Requirement:
If a line in the entries below contains "true", copy it.

(Collected data)

Segment Open

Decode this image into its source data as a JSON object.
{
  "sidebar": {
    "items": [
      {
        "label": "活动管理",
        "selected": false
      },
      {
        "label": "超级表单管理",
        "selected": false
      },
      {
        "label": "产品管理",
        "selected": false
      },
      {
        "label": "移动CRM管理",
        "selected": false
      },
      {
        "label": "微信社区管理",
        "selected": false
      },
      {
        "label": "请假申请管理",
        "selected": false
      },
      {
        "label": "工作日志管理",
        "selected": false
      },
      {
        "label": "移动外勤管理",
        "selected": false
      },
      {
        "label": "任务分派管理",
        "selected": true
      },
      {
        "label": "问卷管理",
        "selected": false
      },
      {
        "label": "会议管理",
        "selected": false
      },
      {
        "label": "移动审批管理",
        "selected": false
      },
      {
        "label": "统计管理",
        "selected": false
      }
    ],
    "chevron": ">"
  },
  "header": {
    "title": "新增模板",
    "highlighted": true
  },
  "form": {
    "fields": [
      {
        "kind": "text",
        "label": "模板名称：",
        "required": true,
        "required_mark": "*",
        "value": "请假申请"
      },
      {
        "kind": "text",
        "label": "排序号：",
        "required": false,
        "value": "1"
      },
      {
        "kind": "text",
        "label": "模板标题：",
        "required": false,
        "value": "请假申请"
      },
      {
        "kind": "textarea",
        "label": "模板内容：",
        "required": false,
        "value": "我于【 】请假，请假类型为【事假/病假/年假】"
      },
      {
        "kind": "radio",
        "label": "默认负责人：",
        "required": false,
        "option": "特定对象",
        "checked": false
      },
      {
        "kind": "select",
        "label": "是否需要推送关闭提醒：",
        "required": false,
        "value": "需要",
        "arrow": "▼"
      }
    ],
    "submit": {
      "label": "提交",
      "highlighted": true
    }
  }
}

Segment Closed

Response below:
        "selected": true
    "highlighted": true
        "required": true,
      "highlighted": true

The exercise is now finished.